Outbreak of listeriosis in South Africa
The Minister of Health, Dr Aaron Motsoaledi, issued a media release on the current outbreak on 5 November. This followed the release of a situation report by the Centre for Enteric Diseases (CED) and Division of Public Health Surveillance and Response, Outbreak Response Unit (ORU), National Institute for Communicable Diseases (NICD)/ National Health Laboratory Service (NHLS) on 4 December 2017.
The report can be downloaded from http://www.nicd.ac.za/…/situation-report-on-listeriosis-out….
Cause of listeriosis

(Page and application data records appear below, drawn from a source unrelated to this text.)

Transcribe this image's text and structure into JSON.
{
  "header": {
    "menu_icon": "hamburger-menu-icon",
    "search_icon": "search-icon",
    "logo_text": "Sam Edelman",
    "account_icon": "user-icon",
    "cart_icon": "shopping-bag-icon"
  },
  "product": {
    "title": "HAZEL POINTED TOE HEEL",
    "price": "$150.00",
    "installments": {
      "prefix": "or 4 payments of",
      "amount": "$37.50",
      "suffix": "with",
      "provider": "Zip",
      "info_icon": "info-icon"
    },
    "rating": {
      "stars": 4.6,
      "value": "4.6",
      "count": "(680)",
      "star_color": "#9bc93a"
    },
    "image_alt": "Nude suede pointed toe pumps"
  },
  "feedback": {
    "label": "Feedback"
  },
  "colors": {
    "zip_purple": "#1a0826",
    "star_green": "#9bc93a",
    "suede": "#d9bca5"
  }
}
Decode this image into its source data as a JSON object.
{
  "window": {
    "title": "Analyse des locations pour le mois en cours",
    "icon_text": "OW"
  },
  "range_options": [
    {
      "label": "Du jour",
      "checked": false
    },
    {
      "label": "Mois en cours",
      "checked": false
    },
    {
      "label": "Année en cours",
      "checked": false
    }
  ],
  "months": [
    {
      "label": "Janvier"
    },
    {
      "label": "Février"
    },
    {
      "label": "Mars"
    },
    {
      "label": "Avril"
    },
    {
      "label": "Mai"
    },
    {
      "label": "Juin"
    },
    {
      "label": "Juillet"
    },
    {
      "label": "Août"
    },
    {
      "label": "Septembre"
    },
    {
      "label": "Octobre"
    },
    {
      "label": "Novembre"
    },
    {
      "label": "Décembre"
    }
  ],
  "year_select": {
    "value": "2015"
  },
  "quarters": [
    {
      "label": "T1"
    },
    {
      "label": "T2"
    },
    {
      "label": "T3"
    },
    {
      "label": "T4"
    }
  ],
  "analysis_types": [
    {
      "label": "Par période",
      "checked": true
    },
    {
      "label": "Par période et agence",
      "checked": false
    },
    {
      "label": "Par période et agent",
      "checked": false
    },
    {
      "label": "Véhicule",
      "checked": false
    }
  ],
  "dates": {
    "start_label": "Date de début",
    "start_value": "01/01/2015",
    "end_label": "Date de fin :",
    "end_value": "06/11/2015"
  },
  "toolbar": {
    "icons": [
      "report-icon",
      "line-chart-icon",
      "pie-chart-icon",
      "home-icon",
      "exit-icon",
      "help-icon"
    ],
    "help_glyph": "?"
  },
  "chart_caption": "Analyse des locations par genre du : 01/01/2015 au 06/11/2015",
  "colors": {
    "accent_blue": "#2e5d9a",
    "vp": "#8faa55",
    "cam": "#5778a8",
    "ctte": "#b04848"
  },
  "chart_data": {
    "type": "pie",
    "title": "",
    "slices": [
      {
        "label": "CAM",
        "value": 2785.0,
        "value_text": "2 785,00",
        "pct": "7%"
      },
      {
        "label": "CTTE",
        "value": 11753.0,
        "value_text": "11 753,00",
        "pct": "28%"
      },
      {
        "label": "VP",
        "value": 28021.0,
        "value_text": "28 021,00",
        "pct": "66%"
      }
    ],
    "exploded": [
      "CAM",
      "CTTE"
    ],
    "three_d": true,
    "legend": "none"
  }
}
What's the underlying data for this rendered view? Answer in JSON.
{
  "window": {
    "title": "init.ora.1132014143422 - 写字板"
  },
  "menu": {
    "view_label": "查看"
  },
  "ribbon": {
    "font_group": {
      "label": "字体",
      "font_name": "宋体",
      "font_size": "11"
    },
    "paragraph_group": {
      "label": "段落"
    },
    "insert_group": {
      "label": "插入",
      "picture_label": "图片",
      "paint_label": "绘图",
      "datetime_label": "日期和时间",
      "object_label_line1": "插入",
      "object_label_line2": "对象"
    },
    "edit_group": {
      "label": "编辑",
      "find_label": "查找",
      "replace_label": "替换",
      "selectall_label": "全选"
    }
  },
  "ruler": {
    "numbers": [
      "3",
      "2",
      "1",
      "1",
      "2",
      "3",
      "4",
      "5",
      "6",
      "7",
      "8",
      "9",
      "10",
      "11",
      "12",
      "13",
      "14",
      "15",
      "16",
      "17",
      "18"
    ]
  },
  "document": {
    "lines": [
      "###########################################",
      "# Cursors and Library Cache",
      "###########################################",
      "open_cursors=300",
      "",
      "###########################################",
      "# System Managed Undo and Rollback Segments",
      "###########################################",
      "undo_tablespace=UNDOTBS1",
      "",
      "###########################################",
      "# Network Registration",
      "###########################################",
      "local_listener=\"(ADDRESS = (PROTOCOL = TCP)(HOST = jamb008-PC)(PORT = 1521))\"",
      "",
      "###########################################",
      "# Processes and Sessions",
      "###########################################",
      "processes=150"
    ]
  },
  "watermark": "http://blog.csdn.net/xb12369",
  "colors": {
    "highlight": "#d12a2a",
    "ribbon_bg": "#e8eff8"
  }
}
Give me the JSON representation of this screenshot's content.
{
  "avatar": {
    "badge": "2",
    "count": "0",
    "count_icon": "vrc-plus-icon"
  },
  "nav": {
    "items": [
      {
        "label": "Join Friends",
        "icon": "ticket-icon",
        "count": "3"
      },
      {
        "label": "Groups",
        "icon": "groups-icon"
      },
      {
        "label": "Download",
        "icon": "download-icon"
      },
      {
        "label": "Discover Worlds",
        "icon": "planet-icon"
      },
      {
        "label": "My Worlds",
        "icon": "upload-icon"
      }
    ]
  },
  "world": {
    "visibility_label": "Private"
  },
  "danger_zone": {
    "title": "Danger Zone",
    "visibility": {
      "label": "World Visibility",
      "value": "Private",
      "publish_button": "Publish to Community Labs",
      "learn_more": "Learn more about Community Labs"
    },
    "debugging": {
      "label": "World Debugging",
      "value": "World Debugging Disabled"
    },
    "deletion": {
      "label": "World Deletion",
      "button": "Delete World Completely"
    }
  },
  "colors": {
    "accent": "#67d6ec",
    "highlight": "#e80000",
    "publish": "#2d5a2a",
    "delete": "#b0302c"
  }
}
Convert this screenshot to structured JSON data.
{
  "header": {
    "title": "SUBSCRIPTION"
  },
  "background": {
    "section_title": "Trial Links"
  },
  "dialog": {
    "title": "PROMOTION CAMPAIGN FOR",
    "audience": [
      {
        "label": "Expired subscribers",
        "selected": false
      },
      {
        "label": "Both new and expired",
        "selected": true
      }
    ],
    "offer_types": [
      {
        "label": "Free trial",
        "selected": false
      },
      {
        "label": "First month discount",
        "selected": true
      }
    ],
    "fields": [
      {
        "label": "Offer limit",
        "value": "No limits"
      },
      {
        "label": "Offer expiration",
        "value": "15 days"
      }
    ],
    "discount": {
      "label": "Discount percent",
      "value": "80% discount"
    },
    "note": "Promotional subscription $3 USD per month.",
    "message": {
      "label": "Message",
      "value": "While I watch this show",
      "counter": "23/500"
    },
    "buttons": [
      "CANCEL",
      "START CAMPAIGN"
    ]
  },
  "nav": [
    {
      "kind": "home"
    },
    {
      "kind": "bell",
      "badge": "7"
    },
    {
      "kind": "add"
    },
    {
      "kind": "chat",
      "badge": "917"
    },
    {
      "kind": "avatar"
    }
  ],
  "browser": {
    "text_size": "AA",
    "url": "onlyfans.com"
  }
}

Listeriosis is a serious, but treatable and preventable disease caused by the bacterium, Listeria monocytogenes. The bacterium is widely distributed in nature and can be found in soil, water and vegetation. Animal products and fresh produce such as fruits and vegetables can be contaminated from these sources.
Signs and symptoms of listeriosis
• Flu-like illness with diarrhoea including fever, general body pains, vomiting and weakness
• Meningoencephalitis (infection of the brain)
People at risk of developing severe disease
These include newborns, the elderly, pregnant women, persons with weak immunity such as HIV, diabetes, cancer, chronic liver or kidney disease.
The current outbreak
Listeria monocytogenes is a disease that occurs every year. Typically, 60 – 80 cases are detected and treated annually in South Africa. However, in July 2017 doctors from neonatal units in Chris Hani Baragwanath and Steve Biko Academic hospitals alerted the NICD about the unusually high number of babies with listeriosis. This triggered a review of all cases diagnosed in both public and private hospitals.
Between 1 January 2017 and 29 November 2017, a total of 557 laboratory-confirmed listeriosis cases were reported from all provinces. Most cases were reported from Gauteng (62%) followed by Western Cape (13%) and KwaZulu-Natal (7%), a total of 82 per cent of reported cases. The remaining 18 per cent was distributed in the remaining six provinces.
The age groups that are most affected are neonates, i.e. the first 28 days of life (37%) and the age group between 15 to 49 years (33%). These two groups comprise 70 per cent of all cases.
Of the 557 laboratory confirmed cases, 34 per cent were from private health facilities and 66 per cent were from public health facilities. This indicates that the source of the outbreak is likely to be a food product that is widely distributed and consumed by people across all socio-economic groups.
Out of 557 cases, the final outcome (discharge or death) is known for 70 cases. Of these 70 cases, 36 people died.
Food safety in South Africa is managed intersectorally by the Departments of Health, Agriculture, Forestry and Fisheries, as well as Trade and Industry. Local government is responsible for municipal health services which include the enforcement of food safety legislation. The DTI looks after all aspects of fish and fishery products while DAFF manages meat safety and animal health.
There are four possible sources of listeriosis in general. These are:
• directly at origin e.g. farm
• food processing plant
• food preparation at home
For this particular outbreak, the most likely possible source is contamination food at origin, e.g. farms and agriculture, as well as food processing plants.
The source of this outbreak is currently being investigated, and all the stakeholders are cooperating with the investigation led by the NICD. Environmental Health Officers are following up diagnosed cases and are visiting their homes to sample food where available. Private food testing laboratories have been requested to provide data on listeria to date, as well as to provide isolates to the NICD. Thus far two have voluntarily submitted isolates from food samples. In addition, five food and laboratory associations have also been requested to provide information to their members that have been testing for listeria. Government Laboratory Systems are also communicating their information to the NICD.
The NICD has made information available on their website regarding Listeriosis, including frequently asked questions (FAQs), clinical management guidance, and laboratory testing methodology.
Keys to food safety from the World Health Organisation
• Keep clean. Hands must be washed before handling food and often during food preparation.
• Separate raw and cooked food.
• Cook food thoroughly. Food that does not usually need cooking before eating, needs to be thoroughly washed with clean running water. Families with no source of clean running water need to boil their water before domestic use.
• Keep food at safe temperatures. Food to be kept cold should be refrigerated and food to be served hot should be served hot.
• Use safe water and raw materials at all times. Milk products should be pasteurized, but where this is not possible, milk should be boiled prior to use.
For members of the public: NICD Emergency Operations Centre during working hours (011 386 2000)
For healthcare workers: NICD Hotline for Clinical Emergencies after hours (082 883 9920)